This page lists potential PhD projects in number theory, offered by faculty members of the School of Mathematics. For further details of the School's research in this area, please see the Pure Mathematics Research Group page. For further information about an individual project, please contact the listed supervisor. For information about submitting an application, please see our Research Degrees page.
Supervisor: Prof Shaun Stevens
The Langlands programme is a vast web of conjectures (some vague, some less so, some proved) which link, for example, the representations of the absolute Galois group of the rationals to families of representations of matrix groups over local fields. The implications of these links to Number Theory could be enormous: for example, the Taniyama-Shimura conjecture (proved by Wiles, Taylor et al.) follows from the case of two-dimensional representations of the Galois group.
As with many problems in Number Theory, the Langlands programme splits up according to primes; so, for each prime p, there is a local Langlands programme connecting representations of the local absolute Galois group at p to representations of matrix groups over the p-adic numbers. The existence of a suitable correspondence has now been proved when the matrix group is the full group of invertible matrices GL(n), and also when it is a symplectic or orthogonal group. In all these cases, there are explicit descriptions of the representations on both sides of the correspondence so one can ask how these match up, in order to use the correspondence to gain arithmetic information. In the case of GL(n), when n is coprime to p, there is indeed an explicit description of the correspondence, but this is not currently true in other cases.
Another question which remains incompletely answered is: exactly what is need to characterize the correspondences? In some cases, it is possible to define local factors (like L-functions) for the representations on both sides of the correspondence and these are often used as a way of making the correspondence unique. In special cases, it is even possible to compute these explicitly. However, when one passes to symplectic and orthogonal groups, some important representations (called non-generic) do not allow L-functions to be
defined in the usual way. Then one can ask: which representations are non-generic and how should L-functions be defined, and calculated, for them?
Finally, the proof of Wiles, Taylor et al. actually worked not just by looking at representations, but by looking at congruences between them.
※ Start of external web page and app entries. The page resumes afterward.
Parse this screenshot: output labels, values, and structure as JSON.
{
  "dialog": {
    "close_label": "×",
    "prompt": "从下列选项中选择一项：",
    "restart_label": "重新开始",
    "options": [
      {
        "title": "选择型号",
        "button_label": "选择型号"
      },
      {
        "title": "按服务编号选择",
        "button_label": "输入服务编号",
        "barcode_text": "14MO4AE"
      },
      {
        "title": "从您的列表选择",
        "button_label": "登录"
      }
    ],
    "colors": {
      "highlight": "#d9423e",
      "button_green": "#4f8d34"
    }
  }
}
This leads to seeking an understanding of the modular representations of p-adic groups, and of a modular local Langlands correspondence. Again here, very little is known beyond GL(n); indeed
in some cases, not even GL(2) is fully understood.
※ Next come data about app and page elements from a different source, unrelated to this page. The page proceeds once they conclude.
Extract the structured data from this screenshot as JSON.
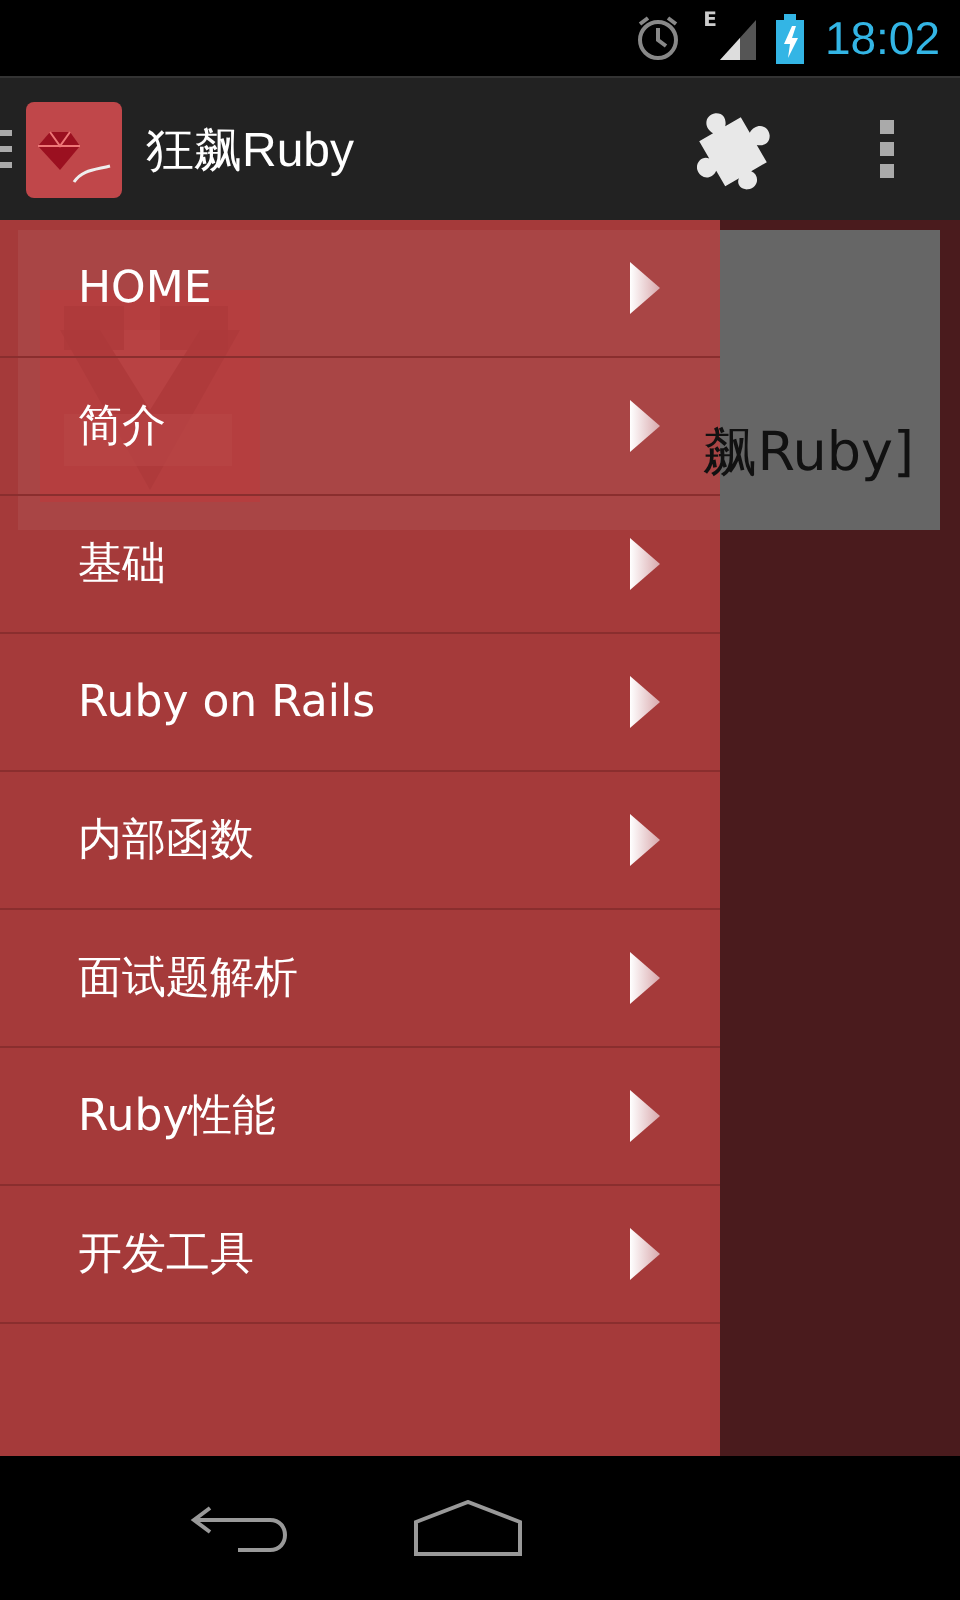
{
  "status_bar": {
    "network_type": "E",
    "time": "18:02"
  },
  "action_bar": {
    "title": "狂飙Ruby"
  },
  "content": {
    "message": "飙Ruby]"
  },
  "drawer": {
    "items": [
      {
        "label": "HOME"
      },
      {
        "label": "简介"
      },
      {
        "label": "基础"
      },
      {
        "label": "Ruby on Rails"
      },
      {
        "label": "内部函数"
      },
      {
        "label": "面试题解析"
      },
      {
        "label": "Ruby性能"
      },
      {
        "label": "开发工具"
      }
    ]
  }
}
The project would be in the area of the local Langlands programme, looking at one (or more) of the questions raised above, or related questions.
- Bushnell, C., Henniart, G. (2006). The Local Langlands Conjecture for GL(2). Grundlehren der Mathematischen Wissenschaften [Fundamental Principles of Mathematical Sciences], 335. Springer-Verlag. ISBN: 978-3-540-31486-8. MR2234120 (2007m:22013).
- Shahidi, F. (2010). Eisenstein Series and Automorphic L-Functions, American Mathematical Society Colloquium Publications, 58. American Mathematical Society. ISBN: 978-0-8218-4989-7. MR2683009 (2012d:11119).
For further information, please contact Prof Shaun Stevens.